__Data records__

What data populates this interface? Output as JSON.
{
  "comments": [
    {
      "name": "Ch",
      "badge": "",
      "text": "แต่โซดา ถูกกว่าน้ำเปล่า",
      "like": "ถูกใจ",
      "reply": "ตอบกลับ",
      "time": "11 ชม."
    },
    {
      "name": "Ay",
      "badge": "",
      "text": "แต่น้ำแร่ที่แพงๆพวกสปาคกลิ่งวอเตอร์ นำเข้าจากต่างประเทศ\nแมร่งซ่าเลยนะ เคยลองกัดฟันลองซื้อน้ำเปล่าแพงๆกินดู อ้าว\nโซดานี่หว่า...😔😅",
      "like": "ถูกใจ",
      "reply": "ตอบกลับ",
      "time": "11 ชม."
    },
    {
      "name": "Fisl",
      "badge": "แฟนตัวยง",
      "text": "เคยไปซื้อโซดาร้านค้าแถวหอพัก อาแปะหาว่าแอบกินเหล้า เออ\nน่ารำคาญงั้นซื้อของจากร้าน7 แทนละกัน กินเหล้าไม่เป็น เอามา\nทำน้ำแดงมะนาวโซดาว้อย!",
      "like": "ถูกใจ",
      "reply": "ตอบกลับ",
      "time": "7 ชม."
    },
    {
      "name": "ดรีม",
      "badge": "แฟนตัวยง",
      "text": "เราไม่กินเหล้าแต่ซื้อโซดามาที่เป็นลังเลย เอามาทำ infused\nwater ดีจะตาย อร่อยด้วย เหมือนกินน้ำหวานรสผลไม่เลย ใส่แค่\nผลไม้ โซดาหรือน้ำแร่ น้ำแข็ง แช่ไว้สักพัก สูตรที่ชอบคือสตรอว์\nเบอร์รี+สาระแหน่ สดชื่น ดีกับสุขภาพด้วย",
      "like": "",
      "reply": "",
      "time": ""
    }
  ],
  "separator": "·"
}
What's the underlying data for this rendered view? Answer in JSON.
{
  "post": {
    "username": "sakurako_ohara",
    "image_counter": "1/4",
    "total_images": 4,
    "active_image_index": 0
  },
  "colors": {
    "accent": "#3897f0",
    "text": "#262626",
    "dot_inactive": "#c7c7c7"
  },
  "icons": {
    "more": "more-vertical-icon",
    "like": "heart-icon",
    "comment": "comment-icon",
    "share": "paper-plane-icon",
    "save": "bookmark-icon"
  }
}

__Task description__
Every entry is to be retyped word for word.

__Answer to the problem__
What data populates this interface? Output as JSON.
{
  "comments": [
    {
      "name": "Ch",
      "badge": "",
      "text": "แต่โซดา ถูกกว่าน้ำเปล่า",
      "like": "ถูกใจ",
      "reply": "ตอบกลับ",
      "time": "11 ชม."
    },
    {
      "name": "Ay",
      "badge": "",
      "text": "แต่น้ำแร่ที่แพงๆพวกสปาคกลิ่งวอเตอร์ นำเข้าจากต่างประเทศ\nแมร่งซ่าเลยนะ เคยลองกัดฟันลองซื้อน้ำเปล่าแพงๆกินดู อ้าว\nโซดานี่หว่า...😔😅",
      "like": "ถูกใจ",
      "reply": "ตอบกลับ",
      "time": "11 ชม."
    },
    {
      "name": "Fisl",
      "badge": "แฟนตัวยง",
      "text": "เคยไปซื้อโซดาร้านค้าแถวหอพัก อาแปะหาว่าแอบกินเหล้า เออ\nน่ารำคาญงั้นซื้อของจากร้าน7 แทนละกัน กินเหล้าไม่เป็น เอามา\nทำน้ำแดงมะนาวโซดาว้อย!",
      "like": "ถูกใจ",
      "reply": "ตอบกลับ",
      "time": "7 ชม."
    },
    {
      "name": "ดรีม",
      "badge": "แฟนตัวยง",
      "text": "เราไม่กินเหล้าแต่ซื้อโซดามาที่เป็นลังเลย เอามาทำ infused\nwater ดีจะตาย อร่อยด้วย เหมือนกินน้ำหวานรสผลไม่เลย ใส่แค่\nผลไม้ โซดาหรือน้ำแร่ น้ำแข็ง แช่ไว้สักพัก สูตรที่ชอบคือสตรอว์\nเบอร์รี+สาระแหน่ สดชื่น ดีกับสุขภาพด้วย",
      "like": "",
      "reply": "",
      "time": ""
    }
  ],
  "separator": "·"
}
What's the underlying data for this rendered view? Answer in JSON.
{
  "post": {
    "username": "sakurako_ohara",
    "image_counter": "1/4",
    "total_images": 4,
    "active_image_index": 0
  },
  "colors": {
    "accent": "#3897f0",
    "text": "#262626",
    "dot_inactive": "#c7c7c7"
  },
  "icons": {
    "more": "more-vertical-icon",
    "like": "heart-icon",
    "comment": "comment-icon",
    "share": "paper-plane-icon",
    "save": "bookmark-icon"
  }
}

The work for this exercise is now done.